The 18th and 29th Tank Corps raced down a five kilometer wide corridor between the Psel River and the ten meter high railroad embankment to the southeast. Armored vehicles from both sides intermingled firing at one another at point-blank range. Smoke, flames, dirt, and debris filled the air. Under heavy air attack the 29th Tank Corps withdrew briefly, then turned south to take Leibstandarte in the flank, threatening their rear. This threat caused Leibstandarte to withdraw in their turn toward Oktiabr’skii.

Simultaneously, the Soviet 181st Tank Brigade moved along the south bank of the Psel River against Totenkopf’s lines of communication driving Totenkopf’s panzer grenadiers before them.

By noon the German command realized they had failed to reach Prokhorovka. They directed Totenkopf to move along the north bank of the Psel River. A shock group of 100 tanks, supported by close air support, penetrated 52nd Guards Rifle Division’s defenses by 1300 hours.

Heavy rain showers moved into the area in mid-afternoon and the exhausted and emotionally drained units of both armies accepted a brief pause in the fighting.

To the south III Panzer Corps’ 19th Panzer Division, advancing along the south bank of the Northern Donets River, seized Krivitsevo in the late afternoon.

In the west, south of Oboyan, Soviet forces pushed the 3rd Panzer Division out of Werchopenje  and Berezovka into the eastern suburbs by 1700 hours. By this time 3rd Panzer Division possessed fewer than 40 tanks.

Meanwhile, in the center, the 95th Guards Rifle Division halted Totenkopf’s shock group at 1800 hours. Two hours later, under massive air support, Polezhaev was taken.

Sunset at 51 degrees north latitude takes place at 2011 hours on 12 July. By this time II SS Panzer Corps’ SS Leibstandarte captured hill 252.2 less than three kilometers from Prokhorovka. III Panzer Corps, unable to take Alexandrovka, remained 15 kilometers from Prokhorovka, failing to close the gap.

Thunderstorms ended all fighting after dark.

Sources: David M. Glantz & Jonathan M. House, The Battle of Kursk, University Press of Kansas, Lawrence KS, 1999

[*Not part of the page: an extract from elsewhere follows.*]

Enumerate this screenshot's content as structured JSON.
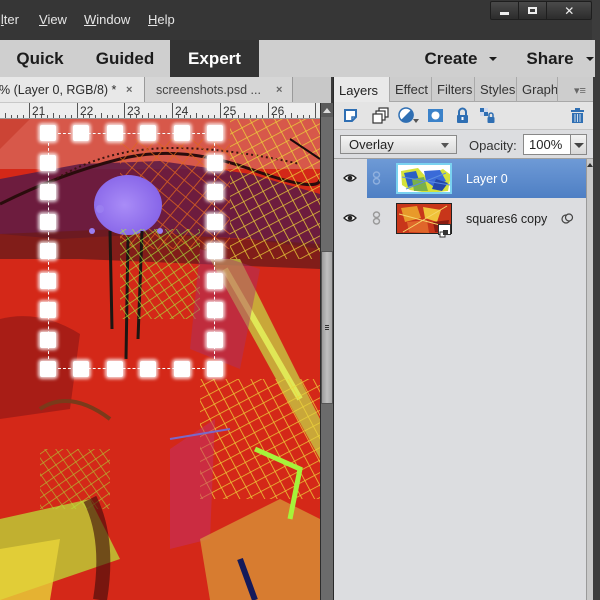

Ludwig Heinrich Dyck, “Showdown at Prokhorovka and Oboian”, WW II History, September 2006

George M. Nipe, Jr., “Ribbintrop at Prokhorovka”, WW II History, July 2009